#### [What this task involves]
The records below should be printed once more, exactly as they appear.

+ + +

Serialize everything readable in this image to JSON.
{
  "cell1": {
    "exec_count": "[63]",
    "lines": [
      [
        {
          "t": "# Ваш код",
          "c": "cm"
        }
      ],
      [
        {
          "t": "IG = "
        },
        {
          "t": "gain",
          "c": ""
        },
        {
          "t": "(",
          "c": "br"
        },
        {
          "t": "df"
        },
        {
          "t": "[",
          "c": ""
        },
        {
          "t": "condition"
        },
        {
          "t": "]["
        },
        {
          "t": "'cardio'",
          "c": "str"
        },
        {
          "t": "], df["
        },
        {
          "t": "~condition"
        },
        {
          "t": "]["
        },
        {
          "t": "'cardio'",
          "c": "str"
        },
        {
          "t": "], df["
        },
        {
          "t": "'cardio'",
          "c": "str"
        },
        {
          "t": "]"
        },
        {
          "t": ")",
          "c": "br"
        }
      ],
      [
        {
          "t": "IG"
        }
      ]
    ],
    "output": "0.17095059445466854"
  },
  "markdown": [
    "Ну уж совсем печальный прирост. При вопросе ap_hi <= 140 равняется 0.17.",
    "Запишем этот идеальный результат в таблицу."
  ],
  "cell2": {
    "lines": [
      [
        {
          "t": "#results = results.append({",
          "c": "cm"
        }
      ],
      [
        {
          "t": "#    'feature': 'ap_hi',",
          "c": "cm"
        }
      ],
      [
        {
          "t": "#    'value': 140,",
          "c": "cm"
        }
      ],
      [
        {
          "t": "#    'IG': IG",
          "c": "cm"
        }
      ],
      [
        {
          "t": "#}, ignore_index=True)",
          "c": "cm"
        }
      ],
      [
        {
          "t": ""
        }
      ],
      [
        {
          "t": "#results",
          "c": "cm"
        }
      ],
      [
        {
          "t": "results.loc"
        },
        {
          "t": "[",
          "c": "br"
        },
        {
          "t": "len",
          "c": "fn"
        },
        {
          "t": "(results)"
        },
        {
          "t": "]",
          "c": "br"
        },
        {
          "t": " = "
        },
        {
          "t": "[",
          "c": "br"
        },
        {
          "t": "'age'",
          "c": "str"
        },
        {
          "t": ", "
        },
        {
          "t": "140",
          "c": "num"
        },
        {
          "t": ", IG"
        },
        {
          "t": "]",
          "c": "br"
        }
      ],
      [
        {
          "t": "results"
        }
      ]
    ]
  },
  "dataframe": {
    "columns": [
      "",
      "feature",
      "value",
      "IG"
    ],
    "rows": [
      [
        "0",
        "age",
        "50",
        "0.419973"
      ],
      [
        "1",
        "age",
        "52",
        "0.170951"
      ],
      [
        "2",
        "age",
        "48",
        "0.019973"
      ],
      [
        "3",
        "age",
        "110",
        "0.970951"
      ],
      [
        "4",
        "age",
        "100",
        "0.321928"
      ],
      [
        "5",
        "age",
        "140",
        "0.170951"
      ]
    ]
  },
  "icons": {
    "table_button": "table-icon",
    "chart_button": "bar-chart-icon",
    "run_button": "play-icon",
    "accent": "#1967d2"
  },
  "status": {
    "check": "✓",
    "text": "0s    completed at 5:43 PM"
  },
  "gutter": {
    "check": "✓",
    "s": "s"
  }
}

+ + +

#### [Output below]
Serialize everything readable in this image to JSON.
{
  "cell1": {
    "exec_count": "[63]",
    "lines": [
      [
        {
          "t": "# Ваш код",
          "c": "cm"
        }
      ],
      [
        {
          "t": "IG = "
        },
        {
          "t": "gain",
          "c": ""
        },
        {
          "t": "(",
          "c": "br"
        },
        {
          "t": "df"
        },
        {
          "t": "[",
          "c": ""
        },
        {
          "t": "condition"
        },
        {
          "t": "]["
        },
        {
          "t": "'cardio'",
          "c": "str"
        },
        {
          "t": "], df["
        },
        {
          "t": "~condition"
        },
        {
          "t": "]["
        },
        {
          "t": "'cardio'",
          "c": "str"
        },
        {
          "t": "], df["
        },
        {
          "t": "'cardio'",
          "c": "str"
        },
        {
          "t": "]"
        },
        {
          "t": ")",
          "c": "br"
        }
      ],
      [
        {
          "t": "IG"
        }
      ]
    ],
    "output": "0.17095059445466854"
  },
  "markdown": [
    "Ну уж совсем печальный прирост. При вопросе ap_hi <= 140 равняется 0.17.",
    "Запишем этот идеальный результат в таблицу."
  ],
  "cell2": {
    "lines": [
      [
        {
          "t": "#results = results.append({",
          "c": "cm"
        }
      ],
      [
        {
          "t": "#    'feature': 'ap_hi',",
          "c": "cm"
        }
      ],
      [
        {
          "t": "#    'value': 140,",
          "c": "cm"
        }
      ],
      [
        {
          "t": "#    'IG': IG",
          "c": "cm"
        }
      ],
      [
        {
          "t": "#}, ignore_index=True)",
          "c": "cm"
        }
      ],
      [
        {
          "t": ""
        }
      ],
      [
        {
          "t": "#results",
          "c": "cm"
        }
      ],
      [
        {
          "t": "results.loc"
        },
        {
          "t": "[",
          "c": "br"
        },
        {
          "t": "len",
          "c": "fn"
        },
        {
          "t": "(results)"
        },
        {
          "t": "]",
          "c": "br"
        },
        {
          "t": " = "
        },
        {
          "t": "[",
          "c": "br"
        },
        {
          "t": "'age'",
          "c": "str"
        },
        {
          "t": ", "
        },
        {
          "t": "140",
          "c": "num"
        },
        {
          "t": ", IG"
        },
        {
          "t": "]",
          "c": "br"
        }
      ],
      [
        {
          "t": "results"
        }
      ]
    ]
  },
  "dataframe": {
    "columns": [
      "",
      "feature",
      "value",
      "IG"
    ],
    "rows": [
      [
        "0",
        "age",
        "50",
        "0.419973"
      ],
      [
        "1",
        "age",
        "52",
        "0.170951"
      ],
      [
        "2",
        "age",
        "48",
        "0.019973"
      ],
      [
        "3",
        "age",
        "110",
        "0.970951"
      ],
      [
        "4",
        "age",
        "100",
        "0.321928"
      ],
      [
        "5",
        "age",
        "140",
        "0.170951"
      ]
    ]
  },
  "icons": {
    "table_button": "table-icon",
    "chart_button": "bar-chart-icon",
    "run_button": "play-icon",
    "accent": "#1967d2"
  },
  "status": {
    "check": "✓",
    "text": "0s    completed at 5:43 PM"
  },
  "gutter": {
    "check": "✓",
    "s": "s"
  }
}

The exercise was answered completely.